Want to know how and where to effectively use all the great testimonials you’ve received in your business?
Just displaying them on your website home page or in a brochure isn’t enough. In this post, I’ll be showing you how to display your testimonials effectively and ideas for where to use them. If you missed part one in this series, click here! I shared my process for collecting effectively collecting testimonials.
I would argue that testimonials are one of the most POWERFUL marketing tools when done correctly.
Why? Let me lay it out for ya …
- Because you are giving a potential client the coveted gift of going second. When a potential client reads a positive review from a past client, it establishes trust, even though they don’t know the person.
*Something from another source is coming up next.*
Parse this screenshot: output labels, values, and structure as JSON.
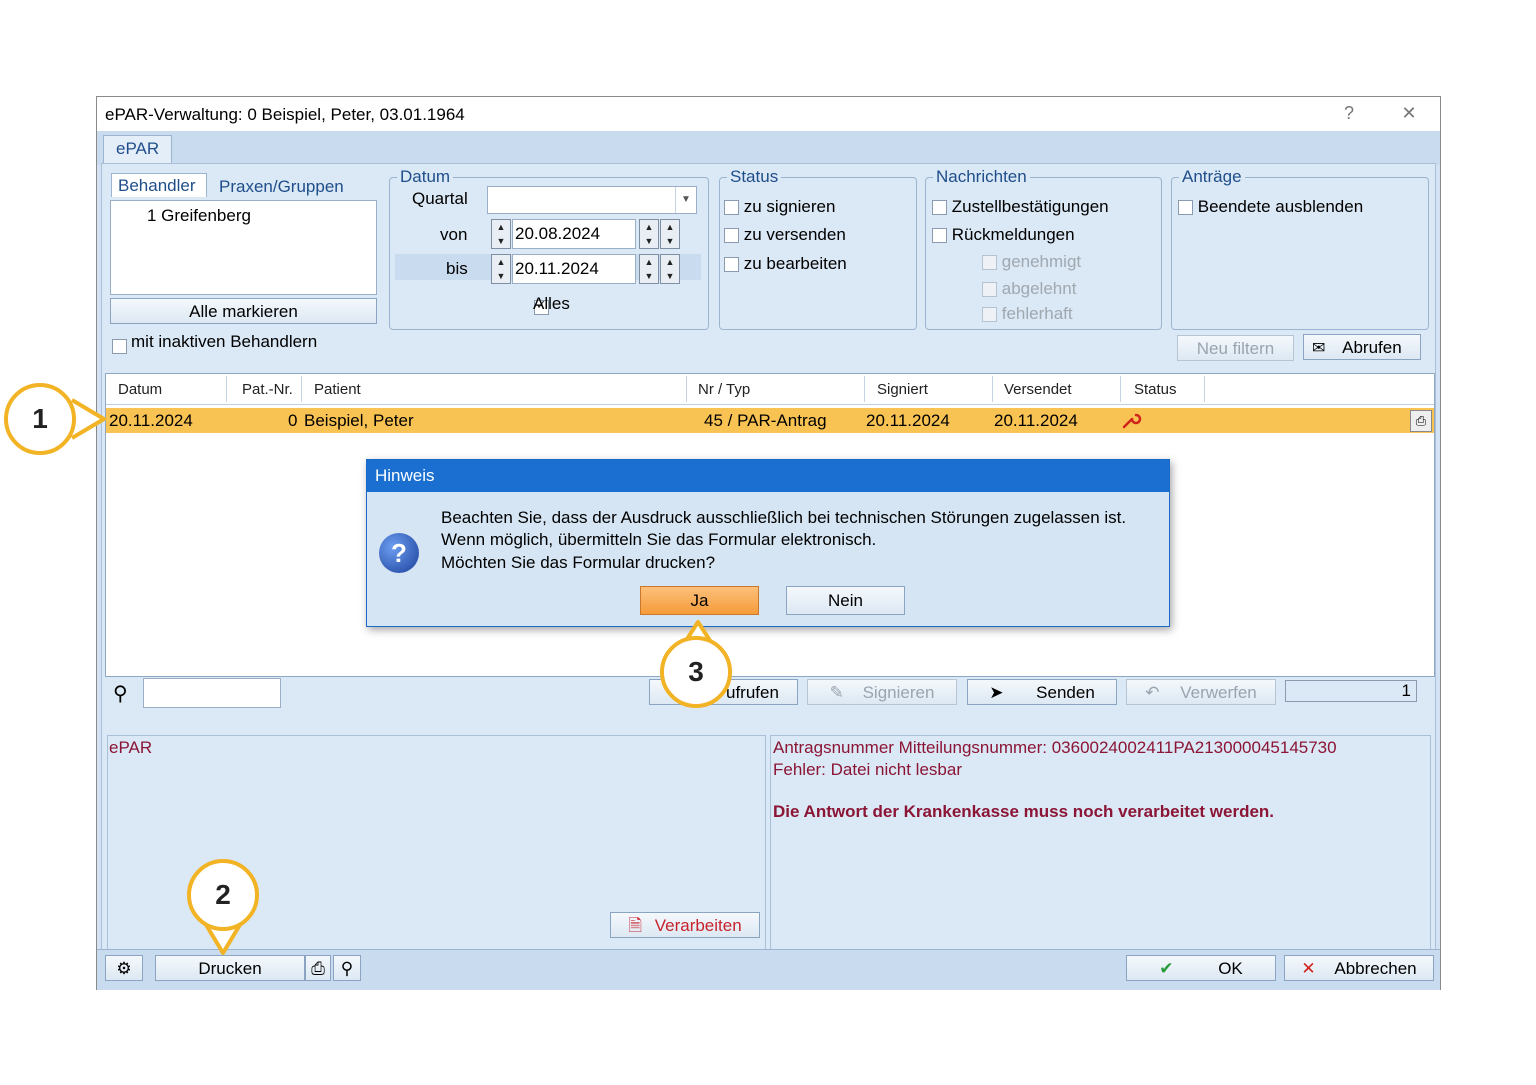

- It prevents you from straight up bragging on yourself. No one likes bragging (or a bragger), am I right?! With vibrant testimonials, you get to let your clients do all the talking for you.
So let’s dive in!
Where should I be using my testimonials on my website?
On your main website pages:
Scattered allllllll throughout! It isn’t overkill to have testimonials on every page (or almost every page) of your website. Remember, the user likely isn’t looking at every page, and if you’re choosing different ways to display the testimonials and using different ones then each spot will be a new experience. I recommend not having a page exclusively dedicated to testimonials unless they are video testimonials. Here’s why – it’s best to have the user click on the LEAST amount of pages possible when using your website. I’m all about combining information to create less pages someone has to click through. And…in most cases, people are not going to click on a page that is just about testimonials. However, they will read a testimonial they see while scrolling through your service page.
I think multiple video testimonials could call for their own page because it’s simply more information. We did a “success stories” page for my client Louise George, where I created videos and written testimonials that the user could click through.
But, the short answer: Put reviews everywhere and with variety!
On your blog:
One often overlooked place to use your testimonials is in blog posts. I write a blog for each major brand and website launch I create. This allows me to showcase a project and brag on my sweet clients! Plus, more great blog content is always a win! For each launch blog post, I include the testimonial interview with my client. This allows the reader to hear not only what I think about the project, but they get what the client thinks!
How can I creatively and effectively display the reviews on my website?
Good news! I’ve got plenty of screenshots from my website and various client’s websites to share with you.
Here are my biggest tips:
1. Do not just list tons of reviews on a web page. That is boring to look at. Use arrows to allow users to click on each review.
2. Use pull quotes! Sometimes you can get your point across with just a single pull quote, and other times you’ll want to use a pull quote AND the longer quote with it. Most people do not want to read a review that is more than a couple sentences long, so that’s why “pulling” the best part to the top is great!
3. Consider using a photo of the client or from the project. People love to see a smiling face! Using a professional photograph of your client alongside their review is a great way to add more credit to what they have said! You can also utilize photos from your project to showcase your work.
How should I cite the author?
This all depends on your business and purpose. As a B2B business owner, I typically list their first name and business name. If you are a consumer business, usually just a first name and last name initial is perfect! You could also do first name and state. Here are some example testimonial author cites:
- Elizabeth, Speak Social Agency
- Elizabeth, Business Owner
- Elizabeth M.
- Elizabeth, Tennessee
The way you cite is up to you! I always suggest asking clients for permission to use their last name, photo, etc. Head to part one in this series to read about how I ask permission to use this information.